### [WHAT IS NEEDED]
In the records, each line holding "JSON" must be reported.

————

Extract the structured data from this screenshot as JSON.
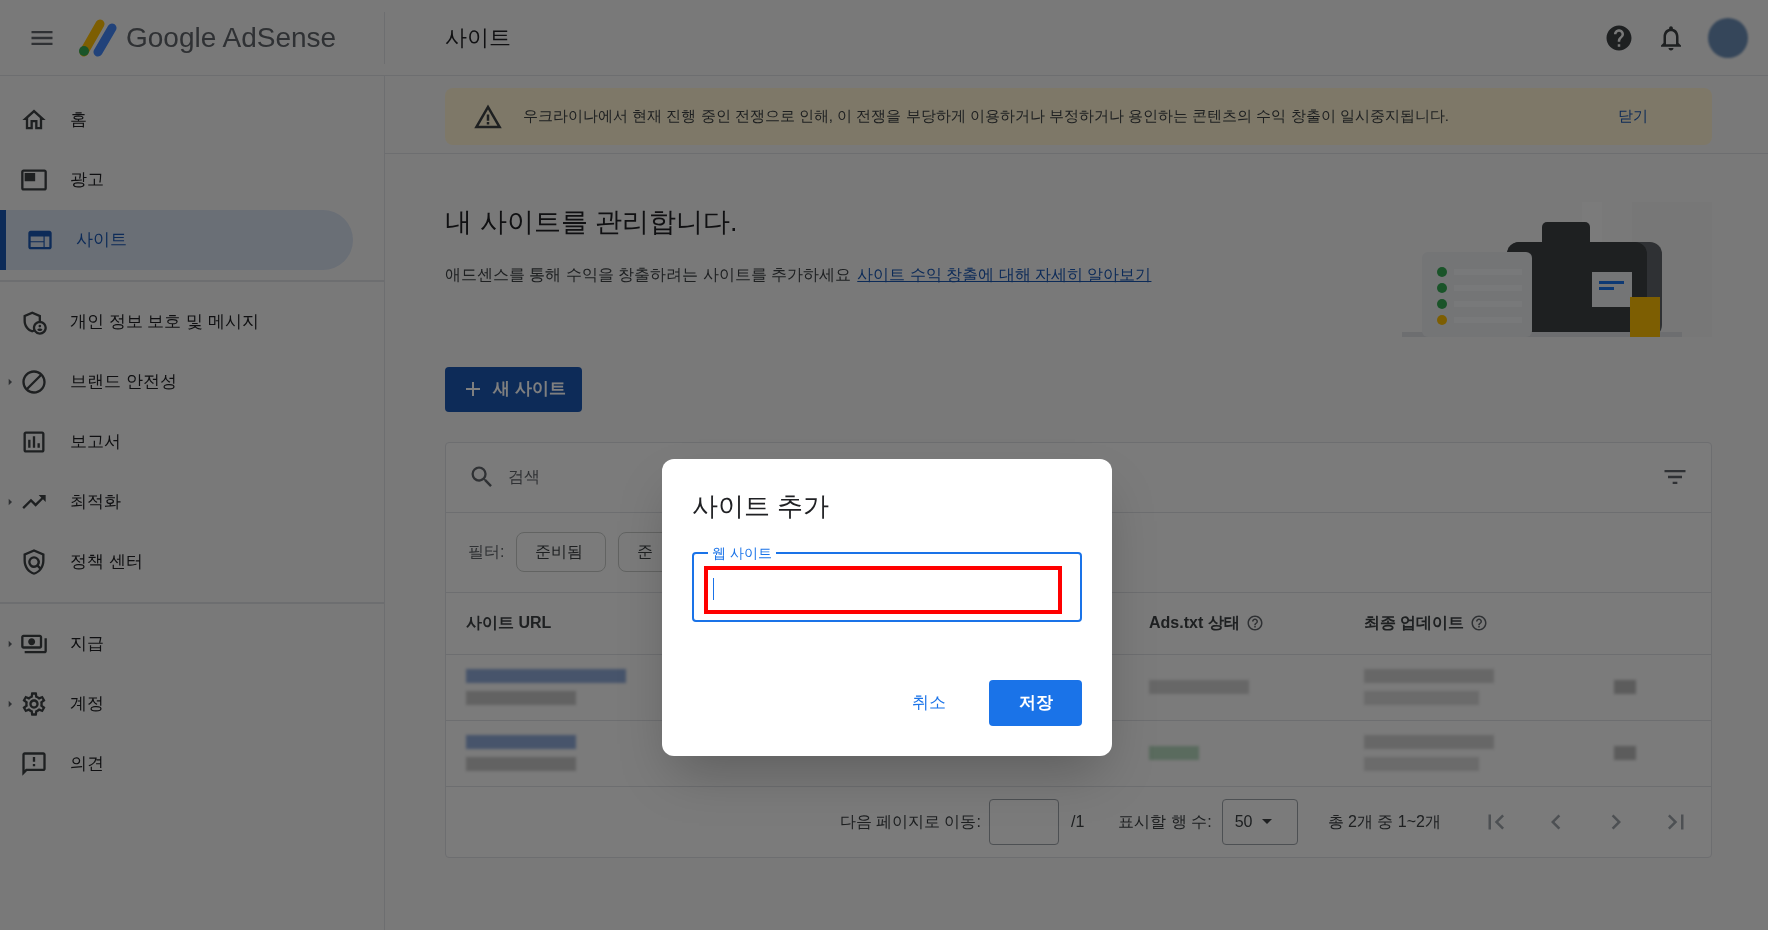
{
  "header": {
    "product": "Google AdSense",
    "page_title": "사이트"
  },
  "sidebar": {
    "groups": [
      {
        "items": [
          {
            "label": "홈",
            "selected": false,
            "expandable": false
          },
          {
            "label": "광고",
            "selected": false,
            "expandable": false
          },
          {
            "label": "사이트",
            "selected": true,
            "expandable": false
          }
        ]
      },
      {
        "items": [
          {
            "label": "개인 정보 보호 및 메시지",
            "selected": false,
            "expandable": false
          },
          {
            "label": "브랜드 안전성",
            "selected": false,
            "expandable": true
          },
          {
            "label": "보고서",
            "selected": false,
            "expandable": false
          },
          {
            "label": "최적화",
            "selected": false,
            "expandable": true
          },
          {
            "label": "정책 센터",
            "selected": false,
            "expandable": false
          }
        ]
      },
      {
        "items": [
          {
            "label": "지급",
            "selected": false,
            "expandable": true
          },
          {
            "label": "계정",
            "selected": false,
            "expandable": true
          },
          {
            "label": "의견",
            "selected": false,
            "expandable": false
          }
        ]
      }
    ]
  },
  "banner": {
    "message": "우크라이나에서 현재 진행 중인 전쟁으로 인해, 이 전쟁을 부당하게 이용하거나 부정하거나 용인하는 콘텐츠의 수익 창출이 일시중지됩니다.",
    "action": "닫기"
  },
  "intro": {
    "heading": "내 사이트를 관리합니다.",
    "text": "애드센스를 통해 수익을 창출하려는 사이트를 추가하세요",
    "link": "사이트 수익 창출에 대해 자세히 알아보기"
  },
  "new_site_button": "새 사이트",
  "table": {
    "search": {
      "placeholder": "검색"
    },
    "filter_label": "필터:",
    "filters": [
      "준비됨",
      "준"
    ],
    "columns": [
      {
        "label": "사이트 URL"
      },
      {
        "label": "Ads.txt 상태",
        "help": true
      },
      {
        "label": "최종 업데이트",
        "help": true
      }
    ],
    "footer": {
      "goto_label": "다음 페이지로 이동:",
      "page_total": "/1",
      "rows_label": "표시할 행 수:",
      "rows_value": "50",
      "range": "총 2개 중 1~2개"
    }
  },
  "dialog": {
    "title": "사이트 추가",
    "field": {
      "label": "웹 사이트",
      "focused": true
    },
    "highlight": true,
    "buttons": [
      {
        "label": "취소",
        "kind": "text"
      },
      {
        "label": "저장",
        "kind": "filled"
      }
    ]
  }
}
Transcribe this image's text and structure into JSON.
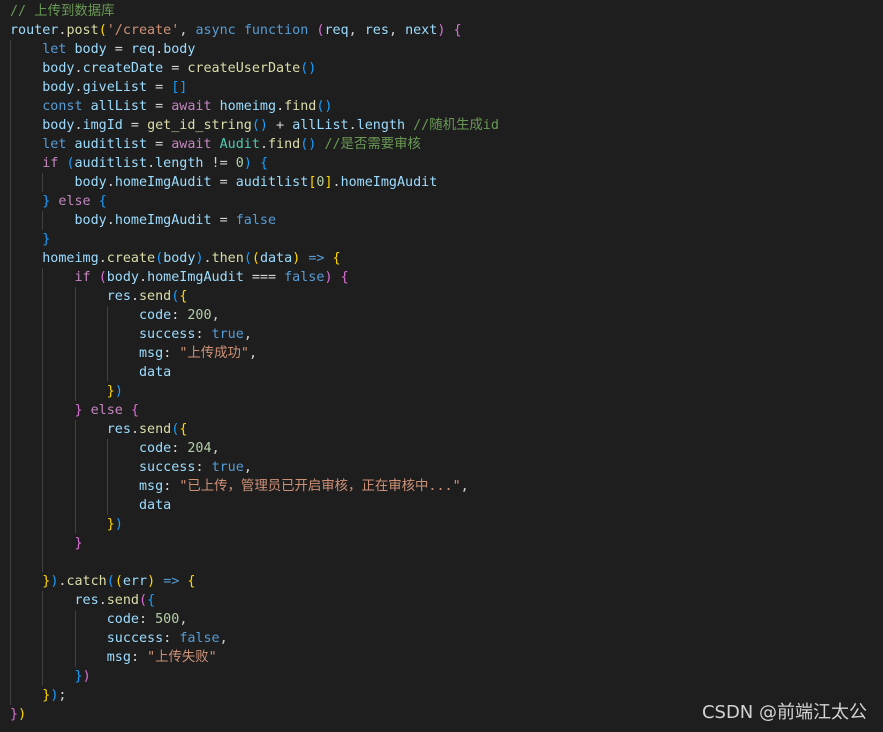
{
  "editor": {
    "lines": [
      [
        {
          "t": "// 上传到数据库",
          "c": "comment"
        }
      ],
      [
        {
          "t": "router",
          "c": "var"
        },
        {
          "t": ".",
          "c": "plain"
        },
        {
          "t": "post",
          "c": "fn"
        },
        {
          "t": "(",
          "c": "b1"
        },
        {
          "t": "'/create'",
          "c": "string"
        },
        {
          "t": ", ",
          "c": "plain"
        },
        {
          "t": "async",
          "c": "keyword"
        },
        {
          "t": " ",
          "c": "plain"
        },
        {
          "t": "function",
          "c": "keyword"
        },
        {
          "t": " ",
          "c": "plain"
        },
        {
          "t": "(",
          "c": "b2"
        },
        {
          "t": "req",
          "c": "var"
        },
        {
          "t": ", ",
          "c": "plain"
        },
        {
          "t": "res",
          "c": "var"
        },
        {
          "t": ", ",
          "c": "plain"
        },
        {
          "t": "next",
          "c": "var"
        },
        {
          "t": ")",
          "c": "b2"
        },
        {
          "t": " ",
          "c": "plain"
        },
        {
          "t": "{",
          "c": "b2"
        }
      ],
      [
        {
          "t": "    ",
          "c": "plain"
        },
        {
          "t": "let",
          "c": "keyword"
        },
        {
          "t": " ",
          "c": "plain"
        },
        {
          "t": "body",
          "c": "var"
        },
        {
          "t": " = ",
          "c": "plain"
        },
        {
          "t": "req",
          "c": "var"
        },
        {
          "t": ".",
          "c": "plain"
        },
        {
          "t": "body",
          "c": "var"
        }
      ],
      [
        {
          "t": "    ",
          "c": "plain"
        },
        {
          "t": "body",
          "c": "var"
        },
        {
          "t": ".",
          "c": "plain"
        },
        {
          "t": "createDate",
          "c": "var"
        },
        {
          "t": " = ",
          "c": "plain"
        },
        {
          "t": "createUserDate",
          "c": "fn"
        },
        {
          "t": "()",
          "c": "b3"
        }
      ],
      [
        {
          "t": "    ",
          "c": "plain"
        },
        {
          "t": "body",
          "c": "var"
        },
        {
          "t": ".",
          "c": "plain"
        },
        {
          "t": "giveList",
          "c": "var"
        },
        {
          "t": " = ",
          "c": "plain"
        },
        {
          "t": "[]",
          "c": "b3"
        }
      ],
      [
        {
          "t": "    ",
          "c": "plain"
        },
        {
          "t": "const",
          "c": "keyword"
        },
        {
          "t": " ",
          "c": "plain"
        },
        {
          "t": "allList",
          "c": "var"
        },
        {
          "t": " = ",
          "c": "plain"
        },
        {
          "t": "await",
          "c": "control"
        },
        {
          "t": " ",
          "c": "plain"
        },
        {
          "t": "homeimg",
          "c": "var"
        },
        {
          "t": ".",
          "c": "plain"
        },
        {
          "t": "find",
          "c": "fn"
        },
        {
          "t": "()",
          "c": "b3"
        }
      ],
      [
        {
          "t": "    ",
          "c": "plain"
        },
        {
          "t": "body",
          "c": "var"
        },
        {
          "t": ".",
          "c": "plain"
        },
        {
          "t": "imgId",
          "c": "var"
        },
        {
          "t": " = ",
          "c": "plain"
        },
        {
          "t": "get_id_string",
          "c": "fn"
        },
        {
          "t": "()",
          "c": "b3"
        },
        {
          "t": " + ",
          "c": "plain"
        },
        {
          "t": "allList",
          "c": "var"
        },
        {
          "t": ".",
          "c": "plain"
        },
        {
          "t": "length",
          "c": "var"
        },
        {
          "t": " ",
          "c": "plain"
        },
        {
          "t": "//随机生成id",
          "c": "comment"
        }
      ],
      [
        {
          "t": "    ",
          "c": "plain"
        },
        {
          "t": "let",
          "c": "keyword"
        },
        {
          "t": " ",
          "c": "plain"
        },
        {
          "t": "auditlist",
          "c": "var"
        },
        {
          "t": " = ",
          "c": "plain"
        },
        {
          "t": "await",
          "c": "control"
        },
        {
          "t": " ",
          "c": "plain"
        },
        {
          "t": "Audit",
          "c": "class"
        },
        {
          "t": ".",
          "c": "plain"
        },
        {
          "t": "find",
          "c": "fn"
        },
        {
          "t": "()",
          "c": "b3"
        },
        {
          "t": " ",
          "c": "plain"
        },
        {
          "t": "//是否需要审核",
          "c": "comment"
        }
      ],
      [
        {
          "t": "    ",
          "c": "plain"
        },
        {
          "t": "if",
          "c": "control"
        },
        {
          "t": " ",
          "c": "plain"
        },
        {
          "t": "(",
          "c": "b3"
        },
        {
          "t": "auditlist",
          "c": "var"
        },
        {
          "t": ".",
          "c": "plain"
        },
        {
          "t": "length",
          "c": "var"
        },
        {
          "t": " != ",
          "c": "plain"
        },
        {
          "t": "0",
          "c": "number"
        },
        {
          "t": ")",
          "c": "b3"
        },
        {
          "t": " ",
          "c": "plain"
        },
        {
          "t": "{",
          "c": "b3"
        }
      ],
      [
        {
          "t": "        ",
          "c": "plain"
        },
        {
          "t": "body",
          "c": "var"
        },
        {
          "t": ".",
          "c": "plain"
        },
        {
          "t": "homeImgAudit",
          "c": "var"
        },
        {
          "t": " = ",
          "c": "plain"
        },
        {
          "t": "auditlist",
          "c": "var"
        },
        {
          "t": "[",
          "c": "b1"
        },
        {
          "t": "0",
          "c": "number"
        },
        {
          "t": "]",
          "c": "b1"
        },
        {
          "t": ".",
          "c": "plain"
        },
        {
          "t": "homeImgAudit",
          "c": "var"
        }
      ],
      [
        {
          "t": "    ",
          "c": "plain"
        },
        {
          "t": "}",
          "c": "b3"
        },
        {
          "t": " ",
          "c": "plain"
        },
        {
          "t": "else",
          "c": "control"
        },
        {
          "t": " ",
          "c": "plain"
        },
        {
          "t": "{",
          "c": "b3"
        }
      ],
      [
        {
          "t": "        ",
          "c": "plain"
        },
        {
          "t": "body",
          "c": "var"
        },
        {
          "t": ".",
          "c": "plain"
        },
        {
          "t": "homeImgAudit",
          "c": "var"
        },
        {
          "t": " = ",
          "c": "plain"
        },
        {
          "t": "false",
          "c": "keyword"
        }
      ],
      [
        {
          "t": "    ",
          "c": "plain"
        },
        {
          "t": "}",
          "c": "b3"
        }
      ],
      [
        {
          "t": "    ",
          "c": "plain"
        },
        {
          "t": "homeimg",
          "c": "var"
        },
        {
          "t": ".",
          "c": "plain"
        },
        {
          "t": "create",
          "c": "fn"
        },
        {
          "t": "(",
          "c": "b3"
        },
        {
          "t": "body",
          "c": "var"
        },
        {
          "t": ")",
          "c": "b3"
        },
        {
          "t": ".",
          "c": "plain"
        },
        {
          "t": "then",
          "c": "fn"
        },
        {
          "t": "(",
          "c": "b3"
        },
        {
          "t": "(",
          "c": "b1"
        },
        {
          "t": "data",
          "c": "var"
        },
        {
          "t": ")",
          "c": "b1"
        },
        {
          "t": " ",
          "c": "plain"
        },
        {
          "t": "=>",
          "c": "keyword"
        },
        {
          "t": " ",
          "c": "plain"
        },
        {
          "t": "{",
          "c": "b1"
        }
      ],
      [
        {
          "t": "        ",
          "c": "plain"
        },
        {
          "t": "if",
          "c": "control"
        },
        {
          "t": " ",
          "c": "plain"
        },
        {
          "t": "(",
          "c": "b2"
        },
        {
          "t": "body",
          "c": "var"
        },
        {
          "t": ".",
          "c": "plain"
        },
        {
          "t": "homeImgAudit",
          "c": "var"
        },
        {
          "t": " === ",
          "c": "plain"
        },
        {
          "t": "false",
          "c": "keyword"
        },
        {
          "t": ")",
          "c": "b2"
        },
        {
          "t": " ",
          "c": "plain"
        },
        {
          "t": "{",
          "c": "b2"
        }
      ],
      [
        {
          "t": "            ",
          "c": "plain"
        },
        {
          "t": "res",
          "c": "var"
        },
        {
          "t": ".",
          "c": "plain"
        },
        {
          "t": "send",
          "c": "fn"
        },
        {
          "t": "(",
          "c": "b3"
        },
        {
          "t": "{",
          "c": "b1"
        }
      ],
      [
        {
          "t": "                ",
          "c": "plain"
        },
        {
          "t": "code",
          "c": "key"
        },
        {
          "t": ": ",
          "c": "plain"
        },
        {
          "t": "200",
          "c": "number"
        },
        {
          "t": ",",
          "c": "plain"
        }
      ],
      [
        {
          "t": "                ",
          "c": "plain"
        },
        {
          "t": "success",
          "c": "key"
        },
        {
          "t": ": ",
          "c": "plain"
        },
        {
          "t": "true",
          "c": "keyword"
        },
        {
          "t": ",",
          "c": "plain"
        }
      ],
      [
        {
          "t": "                ",
          "c": "plain"
        },
        {
          "t": "msg",
          "c": "key"
        },
        {
          "t": ": ",
          "c": "plain"
        },
        {
          "t": "\"上传成功\"",
          "c": "string"
        },
        {
          "t": ",",
          "c": "plain"
        }
      ],
      [
        {
          "t": "                ",
          "c": "plain"
        },
        {
          "t": "data",
          "c": "var"
        }
      ],
      [
        {
          "t": "            ",
          "c": "plain"
        },
        {
          "t": "}",
          "c": "b1"
        },
        {
          "t": ")",
          "c": "b3"
        }
      ],
      [
        {
          "t": "        ",
          "c": "plain"
        },
        {
          "t": "}",
          "c": "b2"
        },
        {
          "t": " ",
          "c": "plain"
        },
        {
          "t": "else",
          "c": "control"
        },
        {
          "t": " ",
          "c": "plain"
        },
        {
          "t": "{",
          "c": "b2"
        }
      ],
      [
        {
          "t": "            ",
          "c": "plain"
        },
        {
          "t": "res",
          "c": "var"
        },
        {
          "t": ".",
          "c": "plain"
        },
        {
          "t": "send",
          "c": "fn"
        },
        {
          "t": "(",
          "c": "b3"
        },
        {
          "t": "{",
          "c": "b1"
        }
      ],
      [
        {
          "t": "                ",
          "c": "plain"
        },
        {
          "t": "code",
          "c": "key"
        },
        {
          "t": ": ",
          "c": "plain"
        },
        {
          "t": "204",
          "c": "number"
        },
        {
          "t": ",",
          "c": "plain"
        }
      ],
      [
        {
          "t": "                ",
          "c": "plain"
        },
        {
          "t": "success",
          "c": "key"
        },
        {
          "t": ": ",
          "c": "plain"
        },
        {
          "t": "true",
          "c": "keyword"
        },
        {
          "t": ",",
          "c": "plain"
        }
      ],
      [
        {
          "t": "                ",
          "c": "plain"
        },
        {
          "t": "msg",
          "c": "key"
        },
        {
          "t": ": ",
          "c": "plain"
        },
        {
          "t": "\"已上传，管理员已开启审核，正在审核中...\"",
          "c": "string"
        },
        {
          "t": ",",
          "c": "plain"
        }
      ],
      [
        {
          "t": "                ",
          "c": "plain"
        },
        {
          "t": "data",
          "c": "var"
        }
      ],
      [
        {
          "t": "            ",
          "c": "plain"
        },
        {
          "t": "}",
          "c": "b1"
        },
        {
          "t": ")",
          "c": "b3"
        }
      ],
      [
        {
          "t": "        ",
          "c": "plain"
        },
        {
          "t": "}",
          "c": "b2"
        }
      ],
      [
        {
          "t": "",
          "c": "plain"
        }
      ],
      [
        {
          "t": "    ",
          "c": "plain"
        },
        {
          "t": "}",
          "c": "b1"
        },
        {
          "t": ")",
          "c": "b3"
        },
        {
          "t": ".",
          "c": "plain"
        },
        {
          "t": "catch",
          "c": "fn"
        },
        {
          "t": "(",
          "c": "b3"
        },
        {
          "t": "(",
          "c": "b1"
        },
        {
          "t": "err",
          "c": "var"
        },
        {
          "t": ")",
          "c": "b1"
        },
        {
          "t": " ",
          "c": "plain"
        },
        {
          "t": "=>",
          "c": "keyword"
        },
        {
          "t": " ",
          "c": "plain"
        },
        {
          "t": "{",
          "c": "b1"
        }
      ],
      [
        {
          "t": "        ",
          "c": "plain"
        },
        {
          "t": "res",
          "c": "var"
        },
        {
          "t": ".",
          "c": "plain"
        },
        {
          "t": "send",
          "c": "fn"
        },
        {
          "t": "(",
          "c": "b2"
        },
        {
          "t": "{",
          "c": "b3"
        }
      ],
      [
        {
          "t": "            ",
          "c": "plain"
        },
        {
          "t": "code",
          "c": "key"
        },
        {
          "t": ": ",
          "c": "plain"
        },
        {
          "t": "500",
          "c": "number"
        },
        {
          "t": ",",
          "c": "plain"
        }
      ],
      [
        {
          "t": "            ",
          "c": "plain"
        },
        {
          "t": "success",
          "c": "key"
        },
        {
          "t": ": ",
          "c": "plain"
        },
        {
          "t": "false",
          "c": "keyword"
        },
        {
          "t": ",",
          "c": "plain"
        }
      ],
      [
        {
          "t": "            ",
          "c": "plain"
        },
        {
          "t": "msg",
          "c": "key"
        },
        {
          "t": ": ",
          "c": "plain"
        },
        {
          "t": "\"上传失败\"",
          "c": "string"
        }
      ],
      [
        {
          "t": "        ",
          "c": "plain"
        },
        {
          "t": "}",
          "c": "b3"
        },
        {
          "t": ")",
          "c": "b2"
        }
      ],
      [
        {
          "t": "    ",
          "c": "plain"
        },
        {
          "t": "}",
          "c": "b1"
        },
        {
          "t": ")",
          "c": "b3"
        },
        {
          "t": ";",
          "c": "plain"
        }
      ],
      [
        {
          "t": "}",
          "c": "b2"
        },
        {
          "t": ")",
          "c": "b1"
        }
      ]
    ]
  },
  "watermark": {
    "text": "CSDN @前端江太公"
  }
}
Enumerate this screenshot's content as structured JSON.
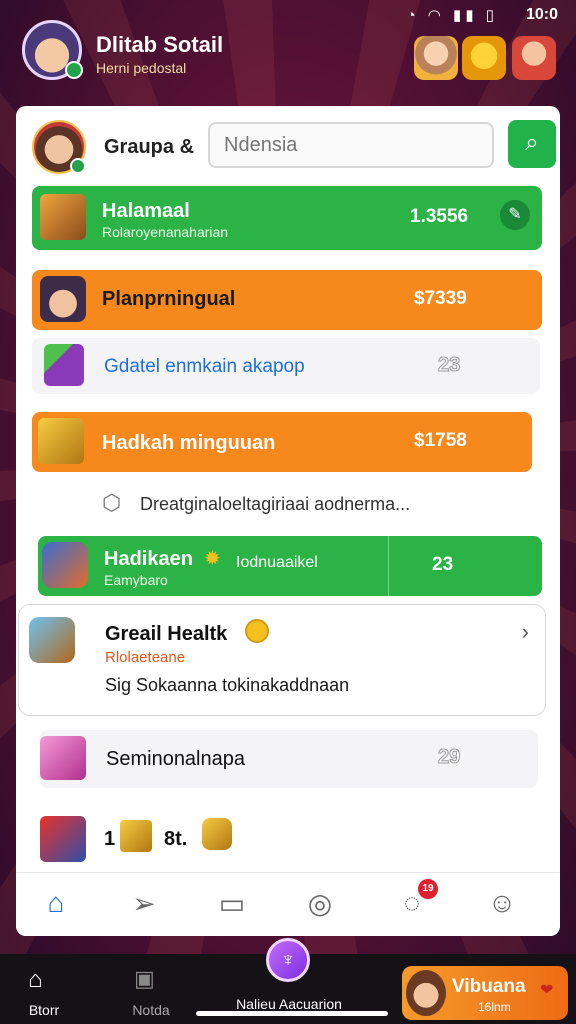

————

### [SOLUTION TO THIS EXERCISE]
Extract the structured data from this screenshot as JSON.
Transcribe this image's text and structure into JSON.
Enumerate this screenshot's content as structured JSON.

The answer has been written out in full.